The majority of Pennsylvania residents go about their daily lives never anticipating that they may experience a life-altering illness or injury. Unfortunately, there are some events that cannot be prepared for adequately, and an individual may find that he or she now needs to apply for Social Security Disability benefits. This makes the announcement concerning some regulation changes worrisome for those who may be affected.
Social Security Disability was put into place to provide financial assistance to those who are unable to work due to either physical or mental disabilities. However, some who were approved for SSD benefits have been forced to wait while they struggle financially. There may be Pennsylvania residents who are also waiting for these benefits to arrive in time to provide relief.
President Roosevelt first established Social Security in 1935 as a safety net for those in retirement. However, its demise has been anticipated for years with many sounding the death knell with greater urgency. These monies, which now take many forms, including but not limited to SSD, SSI and longer-term disability, are an important factor in keeping a roof over the heads of those in need. Pennsylvania residents who depend on these payments may be relieved to hear that the program should be around for the long term.
Becoming disabled is never on anyone's to-do list. However, it can happen to anyone at any time. If it does, the question of how to apply for Social Security Disability Insurance (SSDI) might become an important issue. Workers in Pennsylvania may benefit from an overview of the process.
Suffering a disability that keeps one from being able to continue working can understandably be frightening. This is especially the case for individuals in Pennsylvania who are their households' primary or sole breadwinners because their loved ones depend on them heavily for their support. Fortunately, Social Security Disability Insurance is designed to help these individuals to obtain the monetary benefits they need when they can no longer work.
Facing a disability as a child can take a toll on the child both emotionally and physically. Children who are disabled in Pennsylvania may receive Social Security child disability benefits through the Social Security Administration's SSI program. However, these individuals under 18 years old must meet the administration's definition of disabled.
Sometimes disabilities in Pennsylvania may be so severe that they prevent people from being able to continue working. These disabilities may be either physical or mental. Fortunately, Social Security Disability Insurance, or SSD, can be a huge help for these individuals, providing a financial safety net for them when they can no longer earn a living for themselves and their families.

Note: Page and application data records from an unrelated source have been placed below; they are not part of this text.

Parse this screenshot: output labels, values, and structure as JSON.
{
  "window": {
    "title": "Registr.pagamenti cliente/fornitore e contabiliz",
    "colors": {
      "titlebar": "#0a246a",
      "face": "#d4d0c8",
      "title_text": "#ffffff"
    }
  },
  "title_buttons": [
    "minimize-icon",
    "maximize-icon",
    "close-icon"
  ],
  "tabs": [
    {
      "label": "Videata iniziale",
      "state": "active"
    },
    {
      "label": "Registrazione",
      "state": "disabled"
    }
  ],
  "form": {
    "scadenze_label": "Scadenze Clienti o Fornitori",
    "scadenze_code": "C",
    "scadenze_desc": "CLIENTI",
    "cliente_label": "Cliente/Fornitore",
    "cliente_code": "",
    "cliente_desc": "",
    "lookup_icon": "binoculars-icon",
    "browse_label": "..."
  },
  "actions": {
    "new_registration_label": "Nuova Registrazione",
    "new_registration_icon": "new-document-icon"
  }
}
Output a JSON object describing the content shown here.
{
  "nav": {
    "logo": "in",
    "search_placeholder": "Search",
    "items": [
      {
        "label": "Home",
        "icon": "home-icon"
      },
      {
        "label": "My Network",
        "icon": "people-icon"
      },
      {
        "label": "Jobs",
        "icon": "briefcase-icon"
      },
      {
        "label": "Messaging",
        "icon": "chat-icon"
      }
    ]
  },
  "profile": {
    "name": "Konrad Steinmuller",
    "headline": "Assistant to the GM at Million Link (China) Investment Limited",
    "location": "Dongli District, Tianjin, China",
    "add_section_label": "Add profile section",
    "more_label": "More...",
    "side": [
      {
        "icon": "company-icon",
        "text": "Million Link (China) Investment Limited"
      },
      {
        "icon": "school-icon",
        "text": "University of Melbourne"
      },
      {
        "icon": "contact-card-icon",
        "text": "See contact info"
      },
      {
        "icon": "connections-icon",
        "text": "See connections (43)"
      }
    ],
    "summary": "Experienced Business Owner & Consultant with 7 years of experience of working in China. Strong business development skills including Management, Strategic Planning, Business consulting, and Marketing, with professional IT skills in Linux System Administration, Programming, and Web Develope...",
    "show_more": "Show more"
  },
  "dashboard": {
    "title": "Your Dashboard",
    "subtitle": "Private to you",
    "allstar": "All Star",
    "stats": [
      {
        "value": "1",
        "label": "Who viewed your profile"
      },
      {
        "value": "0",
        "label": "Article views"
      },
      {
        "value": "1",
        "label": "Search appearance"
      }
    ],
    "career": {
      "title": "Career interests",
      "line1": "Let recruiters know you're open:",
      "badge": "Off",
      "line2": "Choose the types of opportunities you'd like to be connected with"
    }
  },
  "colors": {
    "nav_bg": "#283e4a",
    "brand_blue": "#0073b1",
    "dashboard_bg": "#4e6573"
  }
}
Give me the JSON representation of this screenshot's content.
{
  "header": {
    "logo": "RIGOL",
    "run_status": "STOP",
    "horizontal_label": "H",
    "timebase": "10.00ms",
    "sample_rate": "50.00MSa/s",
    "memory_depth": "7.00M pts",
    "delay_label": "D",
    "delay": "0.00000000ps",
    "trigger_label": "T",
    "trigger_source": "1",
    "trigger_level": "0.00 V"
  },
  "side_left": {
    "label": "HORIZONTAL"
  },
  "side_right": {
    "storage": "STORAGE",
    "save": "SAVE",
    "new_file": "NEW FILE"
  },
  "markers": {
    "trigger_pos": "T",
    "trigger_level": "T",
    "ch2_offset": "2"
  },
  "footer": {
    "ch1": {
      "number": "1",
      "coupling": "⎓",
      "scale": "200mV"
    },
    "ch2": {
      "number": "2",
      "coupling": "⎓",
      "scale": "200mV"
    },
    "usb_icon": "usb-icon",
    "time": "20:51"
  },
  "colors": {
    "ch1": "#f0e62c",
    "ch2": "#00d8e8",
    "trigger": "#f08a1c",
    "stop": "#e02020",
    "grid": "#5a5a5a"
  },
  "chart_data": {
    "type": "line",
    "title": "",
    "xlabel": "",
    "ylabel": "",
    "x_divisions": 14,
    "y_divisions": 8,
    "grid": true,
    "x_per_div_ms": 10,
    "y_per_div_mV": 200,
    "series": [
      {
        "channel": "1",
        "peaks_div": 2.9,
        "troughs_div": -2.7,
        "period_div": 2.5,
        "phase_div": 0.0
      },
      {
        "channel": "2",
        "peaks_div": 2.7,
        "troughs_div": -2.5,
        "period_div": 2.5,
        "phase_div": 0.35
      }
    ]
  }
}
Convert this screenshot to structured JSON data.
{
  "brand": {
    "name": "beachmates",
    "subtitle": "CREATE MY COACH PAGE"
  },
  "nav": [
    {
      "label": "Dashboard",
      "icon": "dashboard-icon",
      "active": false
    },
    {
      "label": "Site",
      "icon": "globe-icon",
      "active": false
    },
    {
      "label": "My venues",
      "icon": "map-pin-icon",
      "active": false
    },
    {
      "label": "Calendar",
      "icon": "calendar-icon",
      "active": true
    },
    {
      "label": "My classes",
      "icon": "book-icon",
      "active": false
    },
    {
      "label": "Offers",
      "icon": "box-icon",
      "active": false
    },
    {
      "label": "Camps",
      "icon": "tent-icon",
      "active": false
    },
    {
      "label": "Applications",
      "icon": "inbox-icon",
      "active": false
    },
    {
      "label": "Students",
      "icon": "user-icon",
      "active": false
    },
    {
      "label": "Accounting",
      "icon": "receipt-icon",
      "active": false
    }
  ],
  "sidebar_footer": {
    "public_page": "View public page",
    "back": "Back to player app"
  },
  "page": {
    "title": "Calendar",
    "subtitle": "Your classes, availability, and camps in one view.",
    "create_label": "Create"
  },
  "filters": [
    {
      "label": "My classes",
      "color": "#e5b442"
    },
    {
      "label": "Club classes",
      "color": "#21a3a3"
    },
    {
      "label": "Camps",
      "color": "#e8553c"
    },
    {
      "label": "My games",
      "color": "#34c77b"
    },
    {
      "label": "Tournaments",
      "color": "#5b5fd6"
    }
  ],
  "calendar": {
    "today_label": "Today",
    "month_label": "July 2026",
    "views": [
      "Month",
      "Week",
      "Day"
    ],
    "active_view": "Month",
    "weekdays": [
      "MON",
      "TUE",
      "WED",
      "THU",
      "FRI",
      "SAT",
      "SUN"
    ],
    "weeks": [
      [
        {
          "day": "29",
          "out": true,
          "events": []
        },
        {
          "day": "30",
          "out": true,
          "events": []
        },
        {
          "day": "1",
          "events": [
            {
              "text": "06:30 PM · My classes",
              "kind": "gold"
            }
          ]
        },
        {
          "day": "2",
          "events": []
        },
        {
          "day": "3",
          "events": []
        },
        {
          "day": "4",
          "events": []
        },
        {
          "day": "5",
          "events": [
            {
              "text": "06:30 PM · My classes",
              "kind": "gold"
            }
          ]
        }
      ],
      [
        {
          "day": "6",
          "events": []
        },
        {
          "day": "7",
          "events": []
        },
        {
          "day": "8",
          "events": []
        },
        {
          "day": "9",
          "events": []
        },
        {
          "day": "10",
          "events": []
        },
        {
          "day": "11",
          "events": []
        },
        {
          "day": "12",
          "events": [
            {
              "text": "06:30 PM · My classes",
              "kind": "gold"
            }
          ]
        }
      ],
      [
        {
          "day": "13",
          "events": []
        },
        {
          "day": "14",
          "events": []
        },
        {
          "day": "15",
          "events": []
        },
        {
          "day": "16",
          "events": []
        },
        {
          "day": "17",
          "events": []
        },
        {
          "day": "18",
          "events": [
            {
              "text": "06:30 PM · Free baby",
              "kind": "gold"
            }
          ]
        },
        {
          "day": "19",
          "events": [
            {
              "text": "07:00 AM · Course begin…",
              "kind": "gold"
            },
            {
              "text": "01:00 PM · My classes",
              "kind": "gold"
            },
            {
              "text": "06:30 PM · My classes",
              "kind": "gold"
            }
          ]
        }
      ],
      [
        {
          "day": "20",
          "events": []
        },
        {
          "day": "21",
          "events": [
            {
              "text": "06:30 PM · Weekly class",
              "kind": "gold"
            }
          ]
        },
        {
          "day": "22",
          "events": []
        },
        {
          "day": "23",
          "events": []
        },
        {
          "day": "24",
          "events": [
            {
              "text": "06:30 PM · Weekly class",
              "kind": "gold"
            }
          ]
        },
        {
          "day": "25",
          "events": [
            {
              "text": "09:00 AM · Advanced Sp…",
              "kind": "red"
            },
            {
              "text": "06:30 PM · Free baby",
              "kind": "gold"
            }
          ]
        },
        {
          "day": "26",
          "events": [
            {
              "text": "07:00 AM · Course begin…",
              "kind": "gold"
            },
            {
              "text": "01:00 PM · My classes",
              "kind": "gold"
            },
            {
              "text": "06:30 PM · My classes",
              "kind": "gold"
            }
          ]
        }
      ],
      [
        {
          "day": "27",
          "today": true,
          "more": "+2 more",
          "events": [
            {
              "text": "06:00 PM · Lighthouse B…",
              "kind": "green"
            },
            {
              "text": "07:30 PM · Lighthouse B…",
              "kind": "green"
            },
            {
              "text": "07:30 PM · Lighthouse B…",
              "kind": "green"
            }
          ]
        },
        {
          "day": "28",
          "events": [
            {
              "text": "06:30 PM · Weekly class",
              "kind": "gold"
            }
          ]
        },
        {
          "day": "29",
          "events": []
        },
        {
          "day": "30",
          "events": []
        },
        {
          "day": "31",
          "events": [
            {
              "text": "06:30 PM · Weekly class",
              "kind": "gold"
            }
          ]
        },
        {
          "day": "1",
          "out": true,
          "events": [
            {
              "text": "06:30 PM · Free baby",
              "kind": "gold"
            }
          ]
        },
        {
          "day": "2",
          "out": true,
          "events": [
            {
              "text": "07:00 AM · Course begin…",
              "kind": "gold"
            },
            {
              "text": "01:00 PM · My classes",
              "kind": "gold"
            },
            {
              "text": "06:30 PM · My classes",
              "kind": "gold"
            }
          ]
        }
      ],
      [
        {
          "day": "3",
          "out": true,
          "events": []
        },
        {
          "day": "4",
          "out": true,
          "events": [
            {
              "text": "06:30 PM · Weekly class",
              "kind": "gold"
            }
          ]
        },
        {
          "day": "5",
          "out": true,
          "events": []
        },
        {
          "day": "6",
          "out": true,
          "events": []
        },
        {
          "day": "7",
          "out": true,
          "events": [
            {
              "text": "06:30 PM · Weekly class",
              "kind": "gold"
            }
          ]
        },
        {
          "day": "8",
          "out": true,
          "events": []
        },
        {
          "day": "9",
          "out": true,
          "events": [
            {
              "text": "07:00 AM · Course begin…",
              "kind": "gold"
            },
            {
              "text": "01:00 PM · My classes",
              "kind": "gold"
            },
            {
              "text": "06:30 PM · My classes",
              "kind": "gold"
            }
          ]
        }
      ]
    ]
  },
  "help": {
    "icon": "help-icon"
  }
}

Suffering a disability in Pennsylvania can be challenging physically or mentally as well as financially. Fortunately, Social Security Disability Insurance, or SSD, can be a big help by enabling people to receive financial benefits when they are no longer able to work. SSD, which was at risk of experiencing cuts in its fund in 2016, was recently extended through 2022.
October is National Disability Employment Awareness Month, which helps to recognize the challenges that individuals with disabilities face both in Pennsylvania and other states. These individuals face difficulties not only with overcoming their disability-related barriers but also with convincing others that they are greater than their disabilities. Social Security Disability Insurance, also known as SSD, exists to help to alleviate some of the financial difficulty that comes with no longer being able to earn a living.
Suffering a disability in Pennsylvania can be both physically and emotionally challenging. Fortunately, Social Security Disability, or SSD, exists to help to remove some of the financial burden that comes with not being able to work a job due to the disability. There are several conditions that actually make a person eligible for the expedited disability process through Social Security, which means he or she can get his or her financial benefits even sooner.